Data provided:
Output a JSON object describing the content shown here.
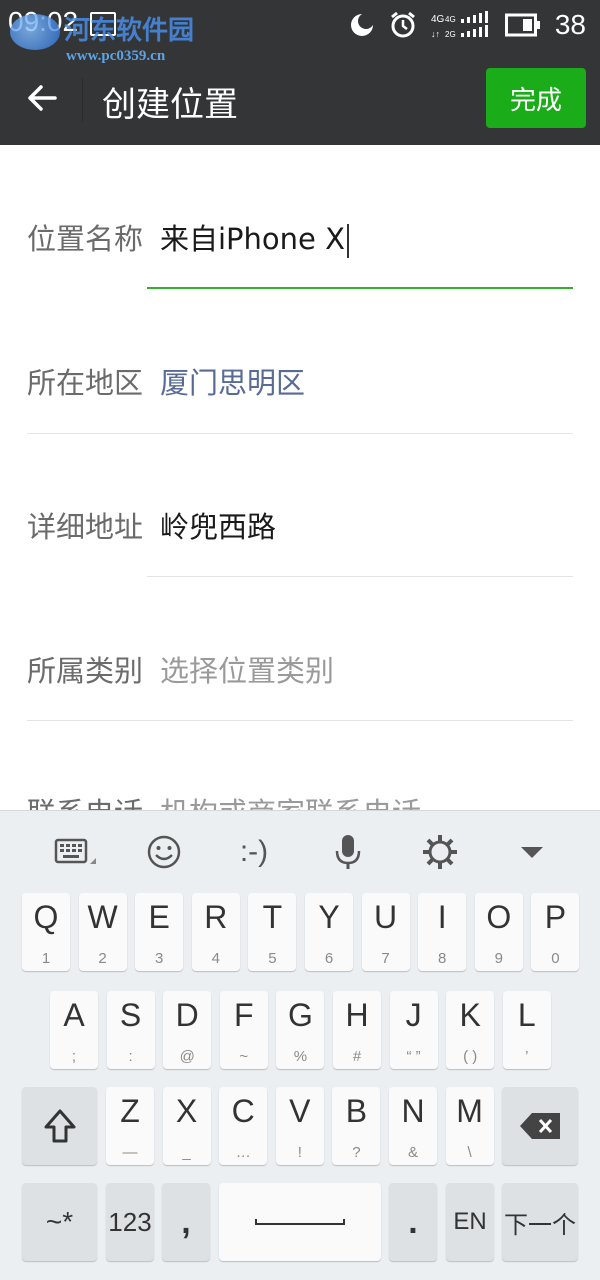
{
  "status_bar": {
    "time": "09:02",
    "watermark_title": "河东软件园",
    "watermark_url": "www.pc0359.cn",
    "network_label": "4G",
    "battery_level": "38"
  },
  "app_bar": {
    "title": "创建位置",
    "done_label": "完成"
  },
  "form": {
    "name": {
      "label": "位置名称",
      "value": "来自iPhone X"
    },
    "region": {
      "label": "所在地区",
      "value": "厦门思明区"
    },
    "address": {
      "label": "详细地址",
      "value": "岭兜西路"
    },
    "category": {
      "label": "所属类别",
      "placeholder": "选择位置类别"
    },
    "phone": {
      "label": "联系电话",
      "placeholder": "机构或商家联系电话"
    }
  },
  "keyboard": {
    "toolbar": [
      "keyboard-icon",
      "emoji-icon",
      "emoticon-icon",
      "microphone-icon",
      "settings-icon",
      "hide-keyboard-icon"
    ],
    "emoticon_text": ":-)",
    "row1": [
      {
        "main": "Q",
        "sub": "1"
      },
      {
        "main": "W",
        "sub": "2"
      },
      {
        "main": "E",
        "sub": "3"
      },
      {
        "main": "R",
        "sub": "4"
      },
      {
        "main": "T",
        "sub": "5"
      },
      {
        "main": "Y",
        "sub": "6"
      },
      {
        "main": "U",
        "sub": "7"
      },
      {
        "main": "I",
        "sub": "8"
      },
      {
        "main": "O",
        "sub": "9"
      },
      {
        "main": "P",
        "sub": "0"
      }
    ],
    "row2": [
      {
        "main": "A",
        "sub": ";"
      },
      {
        "main": "S",
        "sub": ":"
      },
      {
        "main": "D",
        "sub": "@"
      },
      {
        "main": "F",
        "sub": "~"
      },
      {
        "main": "G",
        "sub": "%"
      },
      {
        "main": "H",
        "sub": "#"
      },
      {
        "main": "J",
        "sub": "“ ”"
      },
      {
        "main": "K",
        "sub": "( )"
      },
      {
        "main": "L",
        "sub": "’"
      }
    ],
    "row3": [
      {
        "main": "Z",
        "sub": "—"
      },
      {
        "main": "X",
        "sub": "_"
      },
      {
        "main": "C",
        "sub": "…"
      },
      {
        "main": "V",
        "sub": "!"
      },
      {
        "main": "B",
        "sub": "?"
      },
      {
        "main": "N",
        "sub": "&"
      },
      {
        "main": "M",
        "sub": "\\"
      }
    ],
    "row4": {
      "symbols": "~*",
      "numbers": "123",
      "comma": ",",
      "period": ".",
      "language": "EN",
      "next": "下一个"
    }
  },
  "colors": {
    "bar_bg": "#333537",
    "accent_green": "#1aad19",
    "link_blue": "#576b95"
  }
}
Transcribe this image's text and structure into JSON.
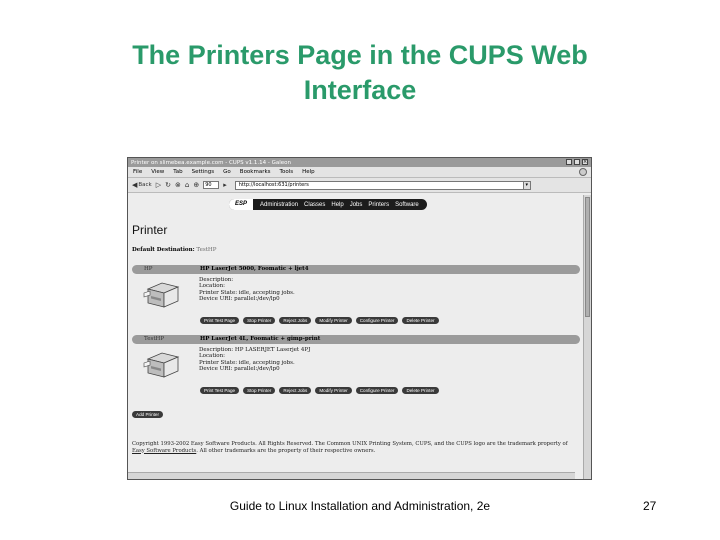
{
  "slide": {
    "title_line1": "The Printers Page in the CUPS Web",
    "title_line2": "Interface",
    "footer": "Guide to Linux Installation and Administration, 2e",
    "page_number": "27"
  },
  "window": {
    "title": "Printer on slimebea.example.com - CUPS v1.1.14 - Galeon",
    "menu": [
      "File",
      "View",
      "Tab",
      "Settings",
      "Go",
      "Bookmarks",
      "Tools",
      "Help"
    ],
    "toolbar": {
      "back_label": "Back",
      "zoom_value": "90",
      "url": "http://localhost:631/printers"
    }
  },
  "cups": {
    "nav": {
      "logo": "ESP",
      "tabs": [
        "Administration",
        "Classes",
        "Help",
        "Jobs",
        "Printers",
        "Software"
      ]
    },
    "heading": "Printer",
    "default_destination_label": "Default Destination:",
    "default_destination_value": "TestHP",
    "printers": [
      {
        "name": "HP",
        "model": "HP LaserJet 5000, Foomatic + ljet4",
        "info": [
          "Description:",
          "Location:",
          "Printer State: idle, accepting jobs.",
          "Device URI: parallel:/dev/lp0"
        ]
      },
      {
        "name": "TestHP",
        "model": "HP LaserJet 4L, Foomatic + gimp-print",
        "info": [
          "Description: HP LASERJET Laserjet 4PJ",
          "Location:",
          "Printer State: idle, accepting jobs.",
          "Device URI: parallel:/dev/lp0"
        ]
      }
    ],
    "buttons": [
      "Print Test Page",
      "Stop Printer",
      "Reject Jobs",
      "Modify Printer",
      "Configure Printer",
      "Delete Printer"
    ],
    "add_printer": "Add Printer",
    "copyright_prefix": "Copyright 1993-2002 Easy Software Products. All Rights Reserved. The Common UNIX Printing System, CUPS, and the CUPS logo are the trademark property of ",
    "copyright_link": "Easy Software Products",
    "copyright_suffix": ". All other trademarks are the property of their respective owners."
  }
}
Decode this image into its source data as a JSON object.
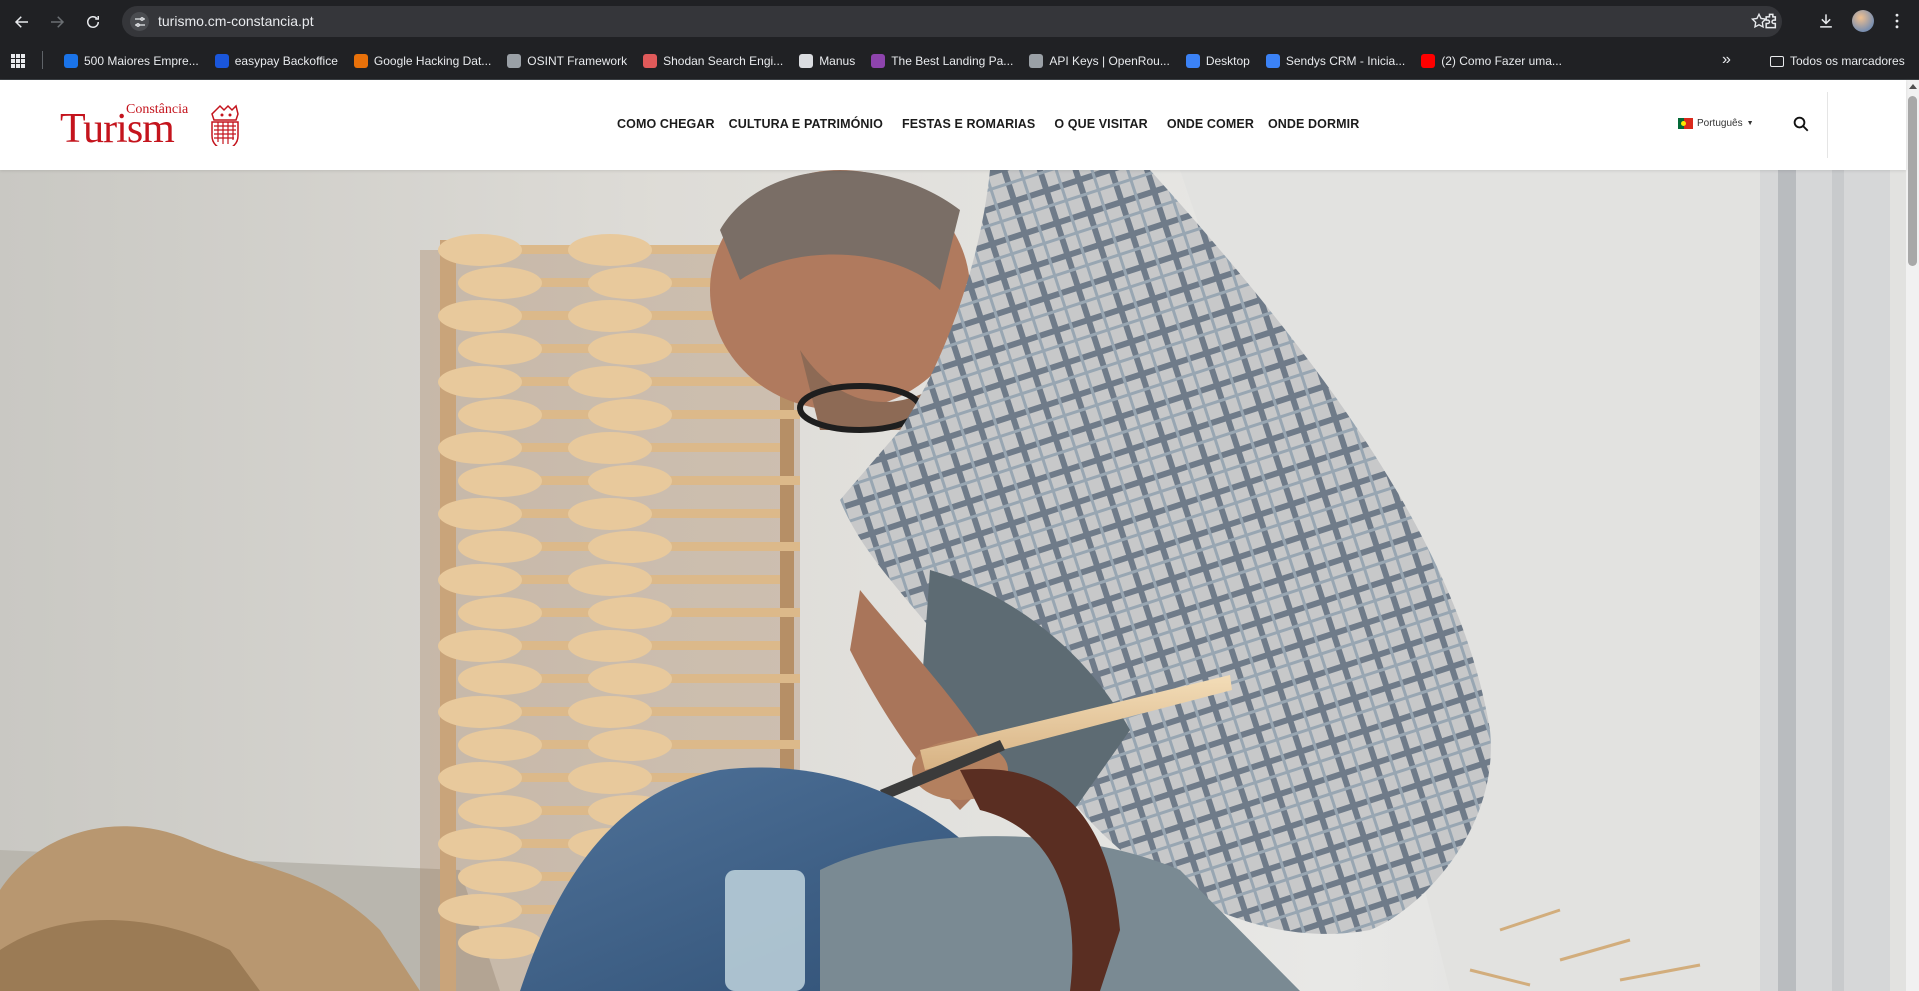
{
  "browser": {
    "url": "turismo.cm-constancia.pt",
    "bookmarks": [
      {
        "label": "500 Maiores Empre...",
        "icon": "bookmark-500-maiores-icon",
        "color": "#1a73e8"
      },
      {
        "label": "easypay Backoffice",
        "icon": "easypay-icon",
        "color": "#1a56db"
      },
      {
        "label": "Google Hacking Dat...",
        "icon": "google-hacking-icon",
        "color": "#e8710a"
      },
      {
        "label": "OSINT Framework",
        "icon": "globe-icon",
        "color": "#9aa0a6"
      },
      {
        "label": "Shodan Search Engi...",
        "icon": "shodan-icon",
        "color": "#e05a5a"
      },
      {
        "label": "Manus",
        "icon": "manus-icon",
        "color": "#dadce0"
      },
      {
        "label": "The Best Landing Pa...",
        "icon": "landing-page-icon",
        "color": "#8e44ad"
      },
      {
        "label": "API Keys | OpenRou...",
        "icon": "openrouter-icon",
        "color": "#9aa0a6"
      },
      {
        "label": "Desktop",
        "icon": "desktop-icon",
        "color": "#3b82f6"
      },
      {
        "label": "Sendys CRM - Inicia...",
        "icon": "sendys-icon",
        "color": "#3b82f6"
      },
      {
        "label": "(2) Como Fazer uma...",
        "icon": "youtube-icon",
        "color": "#ff0000"
      }
    ],
    "all_bookmarks_label": "Todos os marcadores"
  },
  "site": {
    "logo_top": "Constância",
    "logo_main": "Turism",
    "nav": [
      "COMO CHEGAR",
      "CULTURA E PATRIMÓNIO",
      "FESTAS E ROMARIAS",
      "O QUE VISITAR",
      "ONDE COMER",
      "ONDE DORMIR"
    ],
    "language": "Português",
    "brand_color": "#c4141d"
  },
  "hero": {
    "image": "artisan-carving-wooden-spoons-photo"
  }
}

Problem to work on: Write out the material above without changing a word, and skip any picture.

Written solution:
Output a JSON object describing the content shown here.
{
  "status_bar": {
    "time": "09:02",
    "watermark_title": "河东软件园",
    "watermark_url": "www.pc0359.cn",
    "network_label": "4G",
    "battery_level": "38"
  },
  "app_bar": {
    "title": "创建位置",
    "done_label": "完成"
  },
  "form": {
    "name": {
      "label": "位置名称",
      "value": "来自iPhone X"
    },
    "region": {
      "label": "所在地区",
      "value": "厦门思明区"
    },
    "address": {
      "label": "详细地址",
      "value": "岭兜西路"
    },
    "category": {
      "label": "所属类别",
      "placeholder": "选择位置类别"
    },
    "phone": {
      "label": "联系电话",
      "placeholder": "机构或商家联系电话"
    }
  },
  "keyboard": {
    "toolbar": [
      "keyboard-icon",
      "emoji-icon",
      "emoticon-icon",
      "microphone-icon",
      "settings-icon",
      "hide-keyboard-icon"
    ],
    "emoticon_text": ":-)",
    "row1": [
      {
        "main": "Q",
        "sub": "1"
      },
      {
        "main": "W",
        "sub": "2"
      },
      {
        "main": "E",
        "sub": "3"
      },
      {
        "main": "R",
        "sub": "4"
      },
      {
        "main": "T",
        "sub": "5"
      },
      {
        "main": "Y",
        "sub": "6"
      },
      {
        "main": "U",
        "sub": "7"
      },
      {
        "main": "I",
        "sub": "8"
      },
      {
        "main": "O",
        "sub": "9"
      },
      {
        "main": "P",
        "sub": "0"
      }
    ],
    "row2": [
      {
        "main": "A",
        "sub": ";"
      },
      {
        "main": "S",
        "sub": ":"
      },
      {
        "main": "D",
        "sub": "@"
      },
      {
        "main": "F",
        "sub": "~"
      },
      {
        "main": "G",
        "sub": "%"
      },
      {
        "main": "H",
        "sub": "#"
      },
      {
        "main": "J",
        "sub": "“ ”"
      },
      {
        "main": "K",
        "sub": "( )"
      },
      {
        "main": "L",
        "sub": "’"
      }
    ],
    "row3": [
      {
        "main": "Z",
        "sub": "—"
      },
      {
        "main": "X",
        "sub": "_"
      },
      {
        "main": "C",
        "sub": "…"
      },
      {
        "main": "V",
        "sub": "!"
      },
      {
        "main": "B",
        "sub": "?"
      },
      {
        "main": "N",
        "sub": "&"
      },
      {
        "main": "M",
        "sub": "\\"
      }
    ],
    "row4": {
      "symbols": "~*",
      "numbers": "123",
      "comma": ",",
      "period": ".",
      "language": "EN",
      "next": "下一个"
    }
  },
  "colors": {
    "bar_bg": "#333537",
    "accent_green": "#1aad19",
    "link_blue": "#576b95"
  }
}
Transcribe this image's text and structure into JSON.
{
  "slide": {
    "title_line1": "The Printers Page in the CUPS Web",
    "title_line2": "Interface",
    "footer": "Guide to Linux Installation and Administration, 2e",
    "page_number": "27"
  },
  "window": {
    "title": "Printer on slimebea.example.com - CUPS v1.1.14 - Galeon",
    "menu": [
      "File",
      "View",
      "Tab",
      "Settings",
      "Go",
      "Bookmarks",
      "Tools",
      "Help"
    ],
    "toolbar": {
      "back_label": "Back",
      "zoom_value": "90",
      "url": "http://localhost:631/printers"
    }
  },
  "cups": {
    "nav": {
      "logo": "ESP",
      "tabs": [
        "Administration",
        "Classes",
        "Help",
        "Jobs",
        "Printers",
        "Software"
      ]
    },
    "heading": "Printer",
    "default_destination_label": "Default Destination:",
    "default_destination_value": "TestHP",
    "printers": [
      {
        "name": "HP",
        "model": "HP LaserJet 5000, Foomatic + ljet4",
        "info": [
          "Description:",
          "Location:",
          "Printer State: idle, accepting jobs.",
          "Device URI: parallel:/dev/lp0"
        ]
      },
      {
        "name": "TestHP",
        "model": "HP LaserJet 4L, Foomatic + gimp-print",
        "info": [
          "Description: HP LASERJET Laserjet 4PJ",
          "Location:",
          "Printer State: idle, accepting jobs.",
          "Device URI: parallel:/dev/lp0"
        ]
      }
    ],
    "buttons": [
      "Print Test Page",
      "Stop Printer",
      "Reject Jobs",
      "Modify Printer",
      "Configure Printer",
      "Delete Printer"
    ],
    "add_printer": "Add Printer",
    "copyright_prefix": "Copyright 1993-2002 Easy Software Products. All Rights Reserved. The Common UNIX Printing System, CUPS, and the CUPS logo are the trademark property of ",
    "copyright_link": "Easy Software Products",
    "copyright_suffix": ". All other trademarks are the property of their respective owners."
  }
}
Decode this image into its source data as a JSON object.
{
  "browser": {
    "url": "turismo.cm-constancia.pt",
    "bookmarks": [
      {
        "label": "500 Maiores Empre...",
        "icon": "bookmark-500-maiores-icon",
        "color": "#1a73e8"
      },
      {
        "label": "easypay Backoffice",
        "icon": "easypay-icon",
        "color": "#1a56db"
      },
      {
        "label": "Google Hacking Dat...",
        "icon": "google-hacking-icon",
        "color": "#e8710a"
      },
      {
        "label": "OSINT Framework",
        "icon": "globe-icon",
        "color": "#9aa0a6"
      },
      {
        "label": "Shodan Search Engi...",
        "icon": "shodan-icon",
        "color": "#e05a5a"
      },
      {
        "label": "Manus",
        "icon": "manus-icon",
        "color": "#dadce0"
      },
      {
        "label": "The Best Landing Pa...",
        "icon": "landing-page-icon",
        "color": "#8e44ad"
      },
      {
        "label": "API Keys | OpenRou...",
        "icon": "openrouter-icon",
        "color": "#9aa0a6"
      },
      {
        "label": "Desktop",
        "icon": "desktop-icon",
        "color": "#3b82f6"
      },
      {
        "label": "Sendys CRM - Inicia...",
        "icon": "sendys-icon",
        "color": "#3b82f6"
      },
      {
        "label": "(2) Como Fazer uma...",
        "icon": "youtube-icon",
        "color": "#ff0000"
      }
    ],
    "all_bookmarks_label": "Todos os marcadores"
  },
  "site": {
    "logo_top": "Constância",
    "logo_main": "Turism",
    "nav": [
      "COMO CHEGAR",
      "CULTURA E PATRIMÓNIO",
      "FESTAS E ROMARIAS",
      "O QUE VISITAR",
      "ONDE COMER",
      "ONDE DORMIR"
    ],
    "language": "Português",
    "brand_color": "#c4141d"
  },
  "hero": {
    "image": "artisan-carving-wooden-spoons-photo"
  }
}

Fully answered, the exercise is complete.